* **EXERCISE**:
Please report every line from the material that contains the word "Florida".

* **RECORDS SUPPLIED**:
'''
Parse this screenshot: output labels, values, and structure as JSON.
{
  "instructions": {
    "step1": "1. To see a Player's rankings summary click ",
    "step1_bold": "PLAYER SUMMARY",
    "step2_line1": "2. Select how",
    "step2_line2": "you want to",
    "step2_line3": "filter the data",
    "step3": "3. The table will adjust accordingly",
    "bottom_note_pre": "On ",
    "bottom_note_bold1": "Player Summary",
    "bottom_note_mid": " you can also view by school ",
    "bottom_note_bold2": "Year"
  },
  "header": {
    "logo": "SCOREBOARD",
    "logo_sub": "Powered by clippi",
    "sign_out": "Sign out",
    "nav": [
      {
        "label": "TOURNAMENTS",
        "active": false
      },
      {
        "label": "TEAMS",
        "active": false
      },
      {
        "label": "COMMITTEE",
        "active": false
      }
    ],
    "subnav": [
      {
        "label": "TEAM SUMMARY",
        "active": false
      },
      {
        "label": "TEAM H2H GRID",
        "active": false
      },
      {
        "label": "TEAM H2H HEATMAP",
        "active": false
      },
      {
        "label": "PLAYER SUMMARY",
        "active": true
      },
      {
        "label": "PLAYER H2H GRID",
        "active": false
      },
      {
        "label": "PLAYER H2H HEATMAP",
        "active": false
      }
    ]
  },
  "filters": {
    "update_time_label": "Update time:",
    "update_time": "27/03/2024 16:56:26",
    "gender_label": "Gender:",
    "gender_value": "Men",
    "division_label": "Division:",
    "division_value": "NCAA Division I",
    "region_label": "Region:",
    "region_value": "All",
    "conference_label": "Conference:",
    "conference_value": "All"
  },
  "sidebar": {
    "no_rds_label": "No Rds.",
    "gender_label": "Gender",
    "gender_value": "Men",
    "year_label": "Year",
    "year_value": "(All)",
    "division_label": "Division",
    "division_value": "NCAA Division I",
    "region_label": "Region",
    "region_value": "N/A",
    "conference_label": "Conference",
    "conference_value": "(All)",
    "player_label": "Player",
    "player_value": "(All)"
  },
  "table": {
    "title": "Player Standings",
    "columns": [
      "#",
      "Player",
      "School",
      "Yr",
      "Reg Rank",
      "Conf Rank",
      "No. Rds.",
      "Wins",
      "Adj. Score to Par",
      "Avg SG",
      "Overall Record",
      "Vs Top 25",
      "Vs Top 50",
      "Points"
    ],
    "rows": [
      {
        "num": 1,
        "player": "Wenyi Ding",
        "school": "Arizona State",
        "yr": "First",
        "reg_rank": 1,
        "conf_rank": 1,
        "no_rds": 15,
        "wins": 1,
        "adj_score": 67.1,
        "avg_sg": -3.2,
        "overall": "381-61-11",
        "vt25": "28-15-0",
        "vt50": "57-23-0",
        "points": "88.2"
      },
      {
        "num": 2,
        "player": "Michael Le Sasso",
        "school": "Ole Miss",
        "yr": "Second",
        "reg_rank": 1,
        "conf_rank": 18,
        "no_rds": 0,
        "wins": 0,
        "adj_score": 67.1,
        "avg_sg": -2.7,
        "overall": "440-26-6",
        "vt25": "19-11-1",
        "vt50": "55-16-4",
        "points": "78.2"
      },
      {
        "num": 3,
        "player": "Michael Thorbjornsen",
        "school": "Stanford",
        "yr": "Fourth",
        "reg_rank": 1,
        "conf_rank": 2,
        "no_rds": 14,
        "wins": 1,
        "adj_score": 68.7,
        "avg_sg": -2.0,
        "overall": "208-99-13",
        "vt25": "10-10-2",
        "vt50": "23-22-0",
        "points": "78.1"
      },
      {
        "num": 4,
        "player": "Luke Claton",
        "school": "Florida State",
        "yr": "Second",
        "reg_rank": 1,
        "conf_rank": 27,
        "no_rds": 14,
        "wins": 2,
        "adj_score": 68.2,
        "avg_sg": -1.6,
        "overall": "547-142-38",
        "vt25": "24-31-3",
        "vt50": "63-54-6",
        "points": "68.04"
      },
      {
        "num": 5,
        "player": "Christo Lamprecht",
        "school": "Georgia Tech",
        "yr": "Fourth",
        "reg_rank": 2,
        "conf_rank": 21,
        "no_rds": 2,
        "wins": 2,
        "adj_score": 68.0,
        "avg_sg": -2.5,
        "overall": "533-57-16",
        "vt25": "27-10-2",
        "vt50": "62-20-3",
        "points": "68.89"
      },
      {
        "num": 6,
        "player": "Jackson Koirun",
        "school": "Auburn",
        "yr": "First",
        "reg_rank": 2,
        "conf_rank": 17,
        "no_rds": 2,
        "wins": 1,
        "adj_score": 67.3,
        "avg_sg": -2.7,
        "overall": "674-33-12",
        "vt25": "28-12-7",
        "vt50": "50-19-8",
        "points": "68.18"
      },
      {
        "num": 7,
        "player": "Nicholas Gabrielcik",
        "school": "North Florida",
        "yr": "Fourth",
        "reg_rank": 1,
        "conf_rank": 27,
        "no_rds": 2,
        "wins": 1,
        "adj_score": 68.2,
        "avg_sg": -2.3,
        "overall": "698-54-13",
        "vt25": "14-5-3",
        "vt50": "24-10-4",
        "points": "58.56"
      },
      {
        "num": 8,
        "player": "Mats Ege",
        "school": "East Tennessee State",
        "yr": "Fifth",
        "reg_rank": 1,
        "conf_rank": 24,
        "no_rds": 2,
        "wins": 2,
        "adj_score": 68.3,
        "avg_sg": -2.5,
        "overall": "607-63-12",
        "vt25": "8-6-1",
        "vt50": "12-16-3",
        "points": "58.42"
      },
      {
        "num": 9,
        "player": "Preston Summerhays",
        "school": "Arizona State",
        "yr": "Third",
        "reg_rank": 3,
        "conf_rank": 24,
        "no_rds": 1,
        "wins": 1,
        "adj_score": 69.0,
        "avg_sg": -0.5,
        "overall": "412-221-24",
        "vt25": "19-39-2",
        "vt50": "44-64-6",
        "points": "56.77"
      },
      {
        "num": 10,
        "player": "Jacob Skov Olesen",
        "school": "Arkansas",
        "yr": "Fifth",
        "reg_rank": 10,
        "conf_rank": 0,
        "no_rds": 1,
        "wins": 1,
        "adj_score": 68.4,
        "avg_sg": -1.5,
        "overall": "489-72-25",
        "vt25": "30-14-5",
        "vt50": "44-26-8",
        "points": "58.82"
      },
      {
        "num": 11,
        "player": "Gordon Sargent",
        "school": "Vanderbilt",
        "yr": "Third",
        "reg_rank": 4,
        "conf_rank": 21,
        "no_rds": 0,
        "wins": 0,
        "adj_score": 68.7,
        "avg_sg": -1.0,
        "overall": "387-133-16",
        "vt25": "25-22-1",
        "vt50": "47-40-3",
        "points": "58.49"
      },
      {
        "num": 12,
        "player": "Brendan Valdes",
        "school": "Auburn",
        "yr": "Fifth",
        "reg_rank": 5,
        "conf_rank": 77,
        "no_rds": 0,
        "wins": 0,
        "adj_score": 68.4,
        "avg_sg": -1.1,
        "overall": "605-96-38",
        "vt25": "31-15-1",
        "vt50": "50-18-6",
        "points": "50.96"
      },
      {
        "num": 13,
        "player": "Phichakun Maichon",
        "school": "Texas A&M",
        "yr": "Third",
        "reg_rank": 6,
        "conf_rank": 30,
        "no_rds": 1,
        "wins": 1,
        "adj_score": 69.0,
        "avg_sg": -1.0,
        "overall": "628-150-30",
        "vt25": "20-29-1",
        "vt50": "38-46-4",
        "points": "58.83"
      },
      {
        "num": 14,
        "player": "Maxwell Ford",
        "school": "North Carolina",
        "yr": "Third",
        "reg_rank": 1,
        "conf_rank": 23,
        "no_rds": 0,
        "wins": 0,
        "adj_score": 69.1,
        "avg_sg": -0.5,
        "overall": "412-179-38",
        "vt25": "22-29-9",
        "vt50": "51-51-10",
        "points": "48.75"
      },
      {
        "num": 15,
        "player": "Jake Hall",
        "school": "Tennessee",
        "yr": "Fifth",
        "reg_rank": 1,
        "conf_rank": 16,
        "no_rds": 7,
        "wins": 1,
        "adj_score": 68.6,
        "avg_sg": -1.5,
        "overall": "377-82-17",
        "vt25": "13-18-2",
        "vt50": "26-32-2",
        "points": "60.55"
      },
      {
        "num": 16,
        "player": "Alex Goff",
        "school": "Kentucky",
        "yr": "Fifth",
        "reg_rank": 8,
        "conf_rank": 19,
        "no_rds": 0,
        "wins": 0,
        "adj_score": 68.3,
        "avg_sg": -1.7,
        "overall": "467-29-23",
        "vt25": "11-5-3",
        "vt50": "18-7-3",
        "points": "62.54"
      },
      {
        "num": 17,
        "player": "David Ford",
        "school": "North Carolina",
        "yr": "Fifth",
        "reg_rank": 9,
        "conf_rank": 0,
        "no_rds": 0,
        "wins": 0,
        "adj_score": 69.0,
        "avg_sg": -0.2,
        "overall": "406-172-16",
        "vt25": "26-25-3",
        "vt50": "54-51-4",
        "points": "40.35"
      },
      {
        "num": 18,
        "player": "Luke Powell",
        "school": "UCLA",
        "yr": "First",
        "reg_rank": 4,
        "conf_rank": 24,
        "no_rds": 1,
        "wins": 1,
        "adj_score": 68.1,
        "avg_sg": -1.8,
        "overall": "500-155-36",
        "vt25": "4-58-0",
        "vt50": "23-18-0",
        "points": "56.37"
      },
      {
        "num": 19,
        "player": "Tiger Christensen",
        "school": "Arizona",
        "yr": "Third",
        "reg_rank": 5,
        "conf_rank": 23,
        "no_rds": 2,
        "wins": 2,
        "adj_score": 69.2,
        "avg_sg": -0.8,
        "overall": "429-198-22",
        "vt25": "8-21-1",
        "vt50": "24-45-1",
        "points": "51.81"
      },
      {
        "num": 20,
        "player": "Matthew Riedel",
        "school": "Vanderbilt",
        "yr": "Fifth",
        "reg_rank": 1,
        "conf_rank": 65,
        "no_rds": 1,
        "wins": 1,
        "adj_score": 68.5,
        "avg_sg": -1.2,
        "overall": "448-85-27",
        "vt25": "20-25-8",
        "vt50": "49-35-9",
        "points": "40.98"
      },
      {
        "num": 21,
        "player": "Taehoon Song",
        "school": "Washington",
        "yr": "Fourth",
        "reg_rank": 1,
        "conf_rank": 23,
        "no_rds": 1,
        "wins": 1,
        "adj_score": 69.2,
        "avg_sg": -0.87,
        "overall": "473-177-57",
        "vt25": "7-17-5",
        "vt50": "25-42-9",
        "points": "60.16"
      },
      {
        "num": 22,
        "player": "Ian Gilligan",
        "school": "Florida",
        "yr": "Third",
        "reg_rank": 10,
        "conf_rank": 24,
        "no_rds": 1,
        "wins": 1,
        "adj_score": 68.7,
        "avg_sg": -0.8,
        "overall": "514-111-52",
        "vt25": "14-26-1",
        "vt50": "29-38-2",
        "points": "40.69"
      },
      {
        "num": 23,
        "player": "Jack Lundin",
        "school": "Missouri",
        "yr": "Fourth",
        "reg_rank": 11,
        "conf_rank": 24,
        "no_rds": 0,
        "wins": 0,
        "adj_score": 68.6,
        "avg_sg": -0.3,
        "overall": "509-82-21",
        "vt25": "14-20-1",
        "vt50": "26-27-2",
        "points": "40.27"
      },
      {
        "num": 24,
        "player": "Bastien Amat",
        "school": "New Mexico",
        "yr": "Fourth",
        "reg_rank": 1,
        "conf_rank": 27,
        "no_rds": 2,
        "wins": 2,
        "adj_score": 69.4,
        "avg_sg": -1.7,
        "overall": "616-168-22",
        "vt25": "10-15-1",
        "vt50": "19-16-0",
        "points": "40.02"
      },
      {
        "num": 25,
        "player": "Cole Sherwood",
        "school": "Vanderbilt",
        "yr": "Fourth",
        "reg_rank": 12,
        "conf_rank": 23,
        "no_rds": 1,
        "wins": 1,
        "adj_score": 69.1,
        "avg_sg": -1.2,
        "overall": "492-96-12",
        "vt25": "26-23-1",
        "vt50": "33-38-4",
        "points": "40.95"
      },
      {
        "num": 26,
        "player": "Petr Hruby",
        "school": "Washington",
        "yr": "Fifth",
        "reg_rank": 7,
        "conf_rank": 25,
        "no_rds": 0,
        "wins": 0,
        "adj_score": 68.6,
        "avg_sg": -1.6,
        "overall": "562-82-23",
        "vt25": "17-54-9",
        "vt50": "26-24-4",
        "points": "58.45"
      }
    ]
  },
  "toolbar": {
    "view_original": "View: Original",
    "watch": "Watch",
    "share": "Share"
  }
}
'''
* **EXPECTED ANSWER**:
        "school": "Florida State",
        "school": "North Florida",
        "school": "Florida",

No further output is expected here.